Research Facilities in Theoretical and Applied Mechanics include several workstations and a variety of engineering analysis software. Current research is directed toward investigation of non-destructive evaluation of flaws in plate and shell structures, dynamics of electrical transmission lines and communication towers; finite and boundary element analysis, and mechanics of piezo ceramics, shape memory alloys and smart structures.

Water Resources Engineering Equipment and Facilities
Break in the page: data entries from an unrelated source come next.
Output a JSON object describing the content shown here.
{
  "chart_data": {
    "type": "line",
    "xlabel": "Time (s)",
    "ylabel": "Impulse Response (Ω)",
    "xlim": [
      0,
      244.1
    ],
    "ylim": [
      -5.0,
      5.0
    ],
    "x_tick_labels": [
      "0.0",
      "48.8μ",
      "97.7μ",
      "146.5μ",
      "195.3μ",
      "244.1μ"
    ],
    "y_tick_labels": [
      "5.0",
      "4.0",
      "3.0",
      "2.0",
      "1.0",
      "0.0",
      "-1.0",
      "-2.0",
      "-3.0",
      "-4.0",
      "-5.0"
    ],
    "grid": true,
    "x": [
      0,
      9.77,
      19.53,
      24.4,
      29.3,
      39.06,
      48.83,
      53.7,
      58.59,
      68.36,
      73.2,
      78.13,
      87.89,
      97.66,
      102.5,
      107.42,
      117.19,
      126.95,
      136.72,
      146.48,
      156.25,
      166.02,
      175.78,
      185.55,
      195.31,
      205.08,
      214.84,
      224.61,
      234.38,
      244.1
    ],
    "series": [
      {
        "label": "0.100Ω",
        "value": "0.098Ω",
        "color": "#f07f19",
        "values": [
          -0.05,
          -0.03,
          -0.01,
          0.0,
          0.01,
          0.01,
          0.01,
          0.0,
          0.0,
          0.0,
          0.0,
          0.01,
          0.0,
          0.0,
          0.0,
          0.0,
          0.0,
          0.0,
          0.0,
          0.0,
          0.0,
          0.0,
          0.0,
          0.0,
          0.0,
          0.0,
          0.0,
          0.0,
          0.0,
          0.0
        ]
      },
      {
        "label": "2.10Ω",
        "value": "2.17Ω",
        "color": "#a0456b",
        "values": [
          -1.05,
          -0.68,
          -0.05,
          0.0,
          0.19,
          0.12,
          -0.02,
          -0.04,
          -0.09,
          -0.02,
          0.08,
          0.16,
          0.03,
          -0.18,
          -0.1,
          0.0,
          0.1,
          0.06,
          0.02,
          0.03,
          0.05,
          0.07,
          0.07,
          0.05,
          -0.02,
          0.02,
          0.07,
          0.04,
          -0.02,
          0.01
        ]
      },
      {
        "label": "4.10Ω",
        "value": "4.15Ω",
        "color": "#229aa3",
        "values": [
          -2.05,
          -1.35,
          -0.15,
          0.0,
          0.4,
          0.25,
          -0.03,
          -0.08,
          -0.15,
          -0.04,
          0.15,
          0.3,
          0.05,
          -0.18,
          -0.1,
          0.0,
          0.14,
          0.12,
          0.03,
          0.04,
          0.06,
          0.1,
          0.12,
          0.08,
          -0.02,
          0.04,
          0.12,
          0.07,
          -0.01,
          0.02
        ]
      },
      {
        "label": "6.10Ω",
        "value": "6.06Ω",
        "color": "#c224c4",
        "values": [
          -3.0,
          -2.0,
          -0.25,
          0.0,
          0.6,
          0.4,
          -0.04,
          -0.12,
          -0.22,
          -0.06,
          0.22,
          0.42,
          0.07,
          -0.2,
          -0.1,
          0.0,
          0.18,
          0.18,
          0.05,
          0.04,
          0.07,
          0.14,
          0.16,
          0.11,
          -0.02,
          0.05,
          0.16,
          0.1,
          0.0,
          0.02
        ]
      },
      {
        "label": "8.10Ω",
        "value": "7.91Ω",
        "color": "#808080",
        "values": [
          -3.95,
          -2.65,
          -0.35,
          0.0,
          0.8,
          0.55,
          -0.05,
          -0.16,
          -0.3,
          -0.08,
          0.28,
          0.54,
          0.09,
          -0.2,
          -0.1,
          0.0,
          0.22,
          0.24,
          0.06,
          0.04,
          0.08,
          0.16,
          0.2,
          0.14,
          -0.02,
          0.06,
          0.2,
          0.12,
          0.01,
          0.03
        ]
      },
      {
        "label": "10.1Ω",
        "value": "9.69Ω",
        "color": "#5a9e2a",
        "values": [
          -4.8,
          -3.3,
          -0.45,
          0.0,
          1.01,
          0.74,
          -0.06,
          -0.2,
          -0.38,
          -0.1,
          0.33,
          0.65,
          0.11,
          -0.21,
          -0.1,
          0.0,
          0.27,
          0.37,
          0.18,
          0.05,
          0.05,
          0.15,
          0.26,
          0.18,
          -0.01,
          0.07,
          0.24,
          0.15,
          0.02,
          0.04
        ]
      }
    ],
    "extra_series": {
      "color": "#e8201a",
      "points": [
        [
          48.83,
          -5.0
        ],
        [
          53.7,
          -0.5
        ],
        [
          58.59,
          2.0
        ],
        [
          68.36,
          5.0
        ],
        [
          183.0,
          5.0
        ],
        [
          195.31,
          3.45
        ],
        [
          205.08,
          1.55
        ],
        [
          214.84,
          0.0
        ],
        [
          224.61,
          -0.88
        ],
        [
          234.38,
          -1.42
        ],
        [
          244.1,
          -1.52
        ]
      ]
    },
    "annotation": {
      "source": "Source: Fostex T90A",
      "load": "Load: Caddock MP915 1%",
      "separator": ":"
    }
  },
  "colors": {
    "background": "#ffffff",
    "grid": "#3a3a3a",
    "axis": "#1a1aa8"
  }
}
The Hydraulics Research and Testing Facility (HRTF) has an area of 780 sq m and supports both physical and numerical modelling in hydraulics. The physical modelling laboratory houses a constant-head tank (500 l/s capacity), a 15 m variable slope flume, a 14 m hydraulic model flume, and a 34 m random wave flume. Floor space is available for the study of hydraulic structures and river models. The facility is also equipped with a range of modern instrumentation including acoustic Doppler velocimeters (3 component), hot-wire probes, servo-motor positioning systems, electronic discharge monitoring with inline volumetric tanks for calibration, and high speed data acquisition equipment. All of the computers in the physical modelling laboratory are networked to the facility’s computer lab. A counter-rotating flume and cold room (to -30 C) are used to study hydraulics of frazil and anchor ice. Unique frazil ice probes, time-lapse video, and a digital image processing system complement the facility’s ice research equipment. The HRTF computer laboratory has a number of high-end Pentium II based PCs for numerical modelling. Software is available for 2D finite-element modelling of rivers and lakes, sediment transport modelling, and 2D modelling of wind generated wave fields. The Hydrologic Processes Laboratory (HPL) supports research dealing with the management and analysis of spatially distributed in situ and remotely sensed data, for solving complex, large-scale problems of hydrology. The facility has several PC machines linked to a main UNIX workstation. A wide variety of software is available within HPL, including ARC/INFO, Arcview and other GIS, as well as ENVI software for processing remotely sensed data. The emphasis of research carried out in the facility is in distributed hydrological modelling, operational hydrology, and environmental monitoring using remotely sensed data.